“The outbreak of the Second World War took her back to the site of her first archaeological experience, the Roman Fort at Templeborough, this time driven by the need to build air raid shelters for the steelworks. 

“Dorothy took the opportunity to record and collect more archaeological evidence of Roman life in Rotherham. Many of her finds from the excavation were placed in the museum.

“Dorothy’s experience and enthusiasm led to her becoming the honorary keeper of Roman antiquities at the museum in 1946.”

University of Sheffield PhD researcher David Inglis said: “Dorothy became the first professional archaeologist in our region when appointed keeper of Roman antiquities at Clifton Park Museum in 1946 and was recognised in 1960 by the University of Sheffield for her contribution to South Yorkshire’s heritage with an honorary masters. 

“She was the only woman to be made a freeman of the borough of Rotherham during the town’s centenary celebrations. 

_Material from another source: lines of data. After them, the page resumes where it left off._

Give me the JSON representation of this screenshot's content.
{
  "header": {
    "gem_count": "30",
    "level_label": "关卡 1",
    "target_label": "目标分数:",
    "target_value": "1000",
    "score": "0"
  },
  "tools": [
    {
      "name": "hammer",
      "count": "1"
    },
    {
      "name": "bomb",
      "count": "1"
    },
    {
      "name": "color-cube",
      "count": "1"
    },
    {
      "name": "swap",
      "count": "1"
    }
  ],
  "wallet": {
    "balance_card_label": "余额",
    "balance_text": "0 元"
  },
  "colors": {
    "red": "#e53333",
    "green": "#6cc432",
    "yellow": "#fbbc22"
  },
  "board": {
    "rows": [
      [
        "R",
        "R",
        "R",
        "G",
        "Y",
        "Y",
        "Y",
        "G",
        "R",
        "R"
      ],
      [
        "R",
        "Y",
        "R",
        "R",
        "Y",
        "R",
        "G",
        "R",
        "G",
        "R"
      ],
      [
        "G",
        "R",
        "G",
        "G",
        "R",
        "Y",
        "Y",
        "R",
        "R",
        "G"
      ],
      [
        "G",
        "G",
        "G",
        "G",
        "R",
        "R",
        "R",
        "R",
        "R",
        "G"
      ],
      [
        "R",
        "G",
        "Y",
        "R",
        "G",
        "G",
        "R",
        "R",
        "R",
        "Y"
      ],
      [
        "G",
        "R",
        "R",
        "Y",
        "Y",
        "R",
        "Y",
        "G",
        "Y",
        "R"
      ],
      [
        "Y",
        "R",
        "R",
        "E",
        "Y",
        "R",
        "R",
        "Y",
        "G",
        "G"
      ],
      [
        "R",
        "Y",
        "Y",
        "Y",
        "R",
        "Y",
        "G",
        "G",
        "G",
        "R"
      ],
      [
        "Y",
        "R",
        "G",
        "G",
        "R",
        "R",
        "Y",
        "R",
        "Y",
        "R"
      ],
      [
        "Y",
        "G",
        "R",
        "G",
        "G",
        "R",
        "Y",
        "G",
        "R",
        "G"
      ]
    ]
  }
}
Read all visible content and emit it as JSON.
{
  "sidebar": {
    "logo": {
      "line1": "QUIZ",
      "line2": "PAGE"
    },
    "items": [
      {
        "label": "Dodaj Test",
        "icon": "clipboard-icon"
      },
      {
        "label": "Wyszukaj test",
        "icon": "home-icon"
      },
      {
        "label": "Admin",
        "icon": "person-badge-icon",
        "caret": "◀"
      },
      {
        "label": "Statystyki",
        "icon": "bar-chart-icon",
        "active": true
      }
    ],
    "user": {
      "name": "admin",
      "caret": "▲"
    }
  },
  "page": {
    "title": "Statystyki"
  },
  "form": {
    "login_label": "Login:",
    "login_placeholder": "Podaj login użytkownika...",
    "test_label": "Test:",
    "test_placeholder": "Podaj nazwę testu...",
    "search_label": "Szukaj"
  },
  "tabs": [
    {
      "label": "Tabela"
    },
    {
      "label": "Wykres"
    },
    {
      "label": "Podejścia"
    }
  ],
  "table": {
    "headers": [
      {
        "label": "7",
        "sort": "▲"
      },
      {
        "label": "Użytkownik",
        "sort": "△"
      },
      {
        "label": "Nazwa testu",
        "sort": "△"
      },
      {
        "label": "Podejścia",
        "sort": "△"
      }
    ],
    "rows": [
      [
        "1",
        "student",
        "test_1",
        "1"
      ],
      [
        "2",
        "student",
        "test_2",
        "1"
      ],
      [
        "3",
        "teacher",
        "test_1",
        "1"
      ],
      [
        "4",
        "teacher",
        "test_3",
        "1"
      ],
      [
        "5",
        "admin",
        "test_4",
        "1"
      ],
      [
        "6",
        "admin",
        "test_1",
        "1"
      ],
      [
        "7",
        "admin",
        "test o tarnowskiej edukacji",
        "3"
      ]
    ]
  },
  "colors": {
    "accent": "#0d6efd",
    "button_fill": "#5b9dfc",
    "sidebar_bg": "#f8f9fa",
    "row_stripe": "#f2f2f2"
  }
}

“However, like so many female forerunners within archaeology, Dorothy is seldom acknowledged in wider circles.”

Dorothy made references to abandoning hopes of being published in the future following the death of her mother Annie in 1958.

David said: “To the outside observer it appears as if her private life was tinged with sorrow. Her father, a miner, died in an industrial accident for which he was blamed. 

“Her childhood sweetheart was given a one-way ticket to the Somme and when she did marry, late in life, to another Hunter member Lt Col Blundell, it was short-lived, with him passing only five years later.

“She also retired in 1958 from her employment with the borough engineer’s office. Whether she took a step back from her archaeological endeavours or was put to pasture by male society is a matter for debate.”

Also in 1958, Dorothy also referred to the lack of respect shown to her by her employers and the local archaeological community in a letter to former Hunter president William Northend.

She said: “This is the first time that Rotherham Museum has acknowledged I do any serious work archaeologically! 

“Sometimes I feel quite discouraged by the almost complete indifference shown locally to my efforts and as I gave my lecture the other night, I realised again how obvious it was that the Hunter society did not intend to acknowledge that I am indeed an archaeologist.

“I am also perturbed by the growing rebellion of these quite irresponsible and ill-bred members of the research committee. I fear the society which you guided so well for so long is falling to pieces rapidly and it distresses me.

“However, there is little I can do so I warn you that in future I shall write up more and more of my material and get it published in Transactions so that at least it is a record over my name, not the pirates who propose to get all the material together in the index and then free it of any embargo on its use. That you foresaw and so did I, and now it is upon us.”

Dorothy was an enthusiastic historian as well as an archaeologist. It was during her time as keeper that the museum’s focus changed from covering the world as a whole to telling the story of Rotherham and its people.

With town archivist Freda Crowder, she co-wrote a history of Rotherham aimed at the general reader. It was during her research that she looked into her own family tree and changed her name from Green to Greene.

Civic society member John Hargreaves said: “Dorothy told me about a corporation engineering meeting in the late 1920s, when the area in front of the parish church was being cleared.

“The question arose about the name of the new area. Dorothy said: ‘Well, as it’s All Saints’ Parish Church, why not call the area All Saints’ Square?”

Karl said: “Upon her 70th Birthday in 1968, Dorothy requested that her role as honorary keeper was not ended just because of her age. 

“She went on to receive the freedom of the borough in 1971 as a token of appreciation for her work. Dorothy devoted her life to studying and preserving the archaeology and local history of the borough and remained an active historian until her death in 1998.”

Dorothy bequeathed 1,383 items, including notes related to 15-plus excavations, to Clifton Park Museum.